ACTIVITY
Your response should consist of every entry, unchanged.

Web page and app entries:
+===+
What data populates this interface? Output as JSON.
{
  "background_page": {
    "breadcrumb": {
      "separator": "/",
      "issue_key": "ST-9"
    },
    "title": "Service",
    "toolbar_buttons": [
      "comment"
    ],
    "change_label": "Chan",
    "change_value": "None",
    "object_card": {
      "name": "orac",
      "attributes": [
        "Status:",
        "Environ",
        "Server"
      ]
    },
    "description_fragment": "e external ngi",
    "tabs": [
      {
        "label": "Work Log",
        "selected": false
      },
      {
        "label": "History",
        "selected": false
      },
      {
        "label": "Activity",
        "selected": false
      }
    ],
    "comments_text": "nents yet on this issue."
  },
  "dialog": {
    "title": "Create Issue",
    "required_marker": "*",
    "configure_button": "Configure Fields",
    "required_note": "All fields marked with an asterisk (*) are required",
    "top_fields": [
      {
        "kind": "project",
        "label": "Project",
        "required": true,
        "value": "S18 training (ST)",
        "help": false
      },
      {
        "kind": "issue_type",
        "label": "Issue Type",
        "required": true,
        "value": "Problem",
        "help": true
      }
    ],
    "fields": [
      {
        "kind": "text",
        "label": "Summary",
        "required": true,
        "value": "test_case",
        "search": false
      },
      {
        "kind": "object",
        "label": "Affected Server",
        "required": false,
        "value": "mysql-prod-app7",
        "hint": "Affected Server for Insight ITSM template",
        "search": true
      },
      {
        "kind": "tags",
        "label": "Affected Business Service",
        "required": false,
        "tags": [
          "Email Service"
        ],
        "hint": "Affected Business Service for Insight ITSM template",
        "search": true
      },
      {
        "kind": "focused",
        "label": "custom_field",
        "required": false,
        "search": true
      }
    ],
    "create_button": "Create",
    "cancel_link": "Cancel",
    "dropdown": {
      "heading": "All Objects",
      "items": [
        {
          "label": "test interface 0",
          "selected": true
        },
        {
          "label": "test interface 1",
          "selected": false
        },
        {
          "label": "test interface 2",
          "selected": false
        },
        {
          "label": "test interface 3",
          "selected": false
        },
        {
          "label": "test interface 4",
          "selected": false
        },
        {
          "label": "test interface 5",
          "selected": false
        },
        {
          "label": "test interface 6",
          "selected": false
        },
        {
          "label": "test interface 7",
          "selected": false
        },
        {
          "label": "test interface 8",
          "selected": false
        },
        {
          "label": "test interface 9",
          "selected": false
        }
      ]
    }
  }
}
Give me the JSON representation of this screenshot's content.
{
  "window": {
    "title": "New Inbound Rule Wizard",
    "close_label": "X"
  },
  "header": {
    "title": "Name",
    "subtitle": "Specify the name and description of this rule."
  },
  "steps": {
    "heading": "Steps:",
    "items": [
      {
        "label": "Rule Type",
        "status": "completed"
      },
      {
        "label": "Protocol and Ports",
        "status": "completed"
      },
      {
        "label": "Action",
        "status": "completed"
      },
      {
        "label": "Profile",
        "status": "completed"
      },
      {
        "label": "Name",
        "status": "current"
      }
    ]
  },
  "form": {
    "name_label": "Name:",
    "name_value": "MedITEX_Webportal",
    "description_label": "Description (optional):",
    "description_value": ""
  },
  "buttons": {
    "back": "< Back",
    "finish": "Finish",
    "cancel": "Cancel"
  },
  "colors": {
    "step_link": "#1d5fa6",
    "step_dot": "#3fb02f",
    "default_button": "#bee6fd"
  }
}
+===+
WRITTEN SOLUTION
What data populates this interface? Output as JSON.
{
  "background_page": {
    "breadcrumb": {
      "separator": "/",
      "issue_key": "ST-9"
    },
    "title": "Service",
    "toolbar_buttons": [
      "comment"
    ],
    "change_label": "Chan",
    "change_value": "None",
    "object_card": {
      "name": "orac",
      "attributes": [
        "Status:",
        "Environ",
        "Server"
      ]
    },
    "description_fragment": "e external ngi",
    "tabs": [
      {
        "label": "Work Log",
        "selected": false
      },
      {
        "label": "History",
        "selected": false
      },
      {
        "label": "Activity",
        "selected": false
      }
    ],
    "comments_text": "nents yet on this issue."
  },
  "dialog": {
    "title": "Create Issue",
    "required_marker": "*",
    "configure_button": "Configure Fields",
    "required_note": "All fields marked with an asterisk (*) are required",
    "top_fields": [
      {
        "kind": "project",
        "label": "Project",
        "required": true,
        "value": "S18 training (ST)",
        "help": false
      },
      {
        "kind": "issue_type",
        "label": "Issue Type",
        "required": true,
        "value": "Problem",
        "help": true
      }
    ],
    "fields": [
      {
        "kind": "text",
        "label": "Summary",
        "required": true,
        "value": "test_case",
        "search": false
      },
      {
        "kind": "object",
        "label": "Affected Server",
        "required": false,
        "value": "mysql-prod-app7",
        "hint": "Affected Server for Insight ITSM template",
        "search": true
      },
      {
        "kind": "tags",
        "label": "Affected Business Service",
        "required": false,
        "tags": [
          "Email Service"
        ],
        "hint": "Affected Business Service for Insight ITSM template",
        "search": true
      },
      {
        "kind": "focused",
        "label": "custom_field",
        "required": false,
        "search": true
      }
    ],
    "create_button": "Create",
    "cancel_link": "Cancel",
    "dropdown": {
      "heading": "All Objects",
      "items": [
        {
          "label": "test interface 0",
          "selected": true
        },
        {
          "label": "test interface 1",
          "selected": false
        },
        {
          "label": "test interface 2",
          "selected": false
        },
        {
          "label": "test interface 3",
          "selected": false
        },
        {
          "label": "test interface 4",
          "selected": false
        },
        {
          "label": "test interface 5",
          "selected": false
        },
        {
          "label": "test interface 6",
          "selected": false
        },
        {
          "label": "test interface 7",
          "selected": false
        },
        {
          "label": "test interface 8",
          "selected": false
        },
        {
          "label": "test interface 9",
          "selected": false
        }
      ]
    }
  }
}
Give me the JSON representation of this screenshot's content.
{
  "window": {
    "title": "New Inbound Rule Wizard",
    "close_label": "X"
  },
  "header": {
    "title": "Name",
    "subtitle": "Specify the name and description of this rule."
  },
  "steps": {
    "heading": "Steps:",
    "items": [
      {
        "label": "Rule Type",
        "status": "completed"
      },
      {
        "label": "Protocol and Ports",
        "status": "completed"
      },
      {
        "label": "Action",
        "status": "completed"
      },
      {
        "label": "Profile",
        "status": "completed"
      },
      {
        "label": "Name",
        "status": "current"
      }
    ]
  },
  "form": {
    "name_label": "Name:",
    "name_value": "MedITEX_Webportal",
    "description_label": "Description (optional):",
    "description_value": ""
  },
  "buttons": {
    "back": "< Back",
    "finish": "Finish",
    "cancel": "Cancel"
  },
  "colors": {
    "step_link": "#1d5fa6",
    "step_dot": "#3fb02f",
    "default_button": "#bee6fd"
  }
}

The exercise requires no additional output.